Way back in middle school, just when I had been diagnosed with ADHD and we were still figuring out which accommodations helped me, I got an Alphasmart Neo 2. It’s basically an electronic typewriter, and the intent was to let me have a distraction-free, but typing based, way to take notes and write papers for class. In the end, I mostly used it to write stories. Still do today. It’s a good way to have an electronic version I can use on the go, but using the device itself is not vital to my writing process. Typing it into Google docs on my phone works just as well. Depends on what I have on hand.
In terms of my writing process, this is the last example of editing by copying over. All editing from this point on (in theory) is detail oriented and looks more like what people tend to think of as “editing.”
Edit Pass 1: Print Out
I don’t know what it is about screens and line-by-line editing specifically, but it’s usually really difficult for me to do. Some days my head is just in the right space to do that, but banking on hyperfocus, whim, “feeling like it,” or what have you in order to do any part of the writing process is not generally a productive idea. And it can lead to stories dying off if I don’t have something to keep it in the back of my mind. So I just print out the scene and edit on paper. Or sometimes I wait until all the scenes in the chapter are in the same section. It depends. We’re approaching the rarely-used-as-intended part of this board, as when I get to this part, I’m generally immersed enough in both writing and the chapter in question that I don’t really need the structure to help keep me going.
But yeah, this is just the good, old-fashioned red marks on the paper part of writing/editing.
Edit Pass 2: Text-to-Speech
The maxim that you should hear your writing spoken at least once is so true. I recommend it if you can manage it. I use text-to-speech because I’m lazy, but this also works whether you’re reading it out loud yourself or having a friend read it out to you. Things that look fine written out but don’t really work when another human reads them (especially if you’ve seen it several times at this point) are really highlighted at this point. This also makes it good for detail edits I tend to be doing at this stage.
This is mostly just a waiting room for scenes that have reached a finished state so that the rest of the chapter can catch up. If I published scenes individually, I wouldn’t need this.
So yeah. That’s the structure of my writing process. Still more complicated than it probably needed to be, but sticky notes are fun, and there is something nice about pulling out the board when I’ve had to focus on school and being able to see at a glance where I last left things off.
Just a quick note about next week’s upload: it’s going to be late as I’m heading out with my dad to an SCA event up in Witchita Falls, so I’ll literally be on the road during my planned upload time.

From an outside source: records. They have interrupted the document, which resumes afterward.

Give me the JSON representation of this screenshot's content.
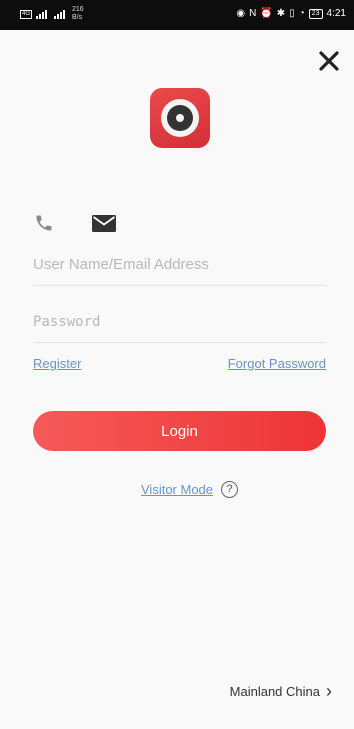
{
  "status_bar": {
    "network_left": "4G",
    "speed_value": "216",
    "speed_unit": "B/s",
    "battery": "23",
    "time": "4:21"
  },
  "login": {
    "username_placeholder": "User Name/Email Address",
    "password_placeholder": "Password",
    "register_label": "Register",
    "forgot_label": "Forgot Password",
    "login_label": "Login",
    "visitor_label": "Visitor Mode",
    "help_glyph": "?",
    "region_label": "Mainland China",
    "region_chevron": "›"
  },
  "icons": {
    "close": "close-icon",
    "phone": "phone-icon",
    "email": "envelope-icon",
    "help": "question-circle-icon"
  },
  "colors": {
    "accent_red": "#ee3436",
    "link_blue": "#6a94c8",
    "logo_red": "#d42f3a"
  }
}
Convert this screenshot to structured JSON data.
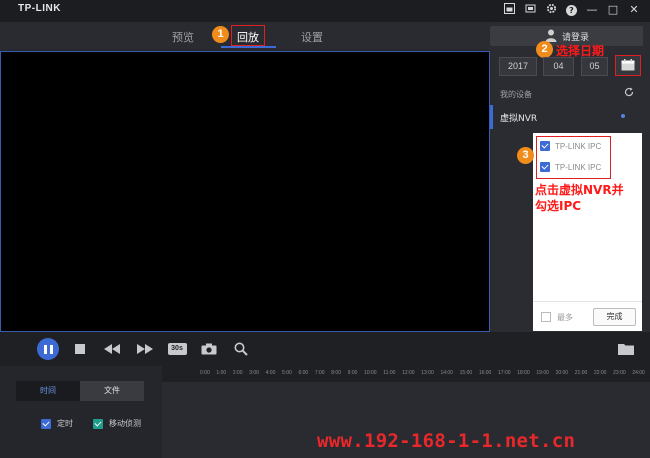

I’ll get one out, but it’ll be like this one (i.e., late).
Thank you all so much for reading, and I’ll see you all next week! Bye!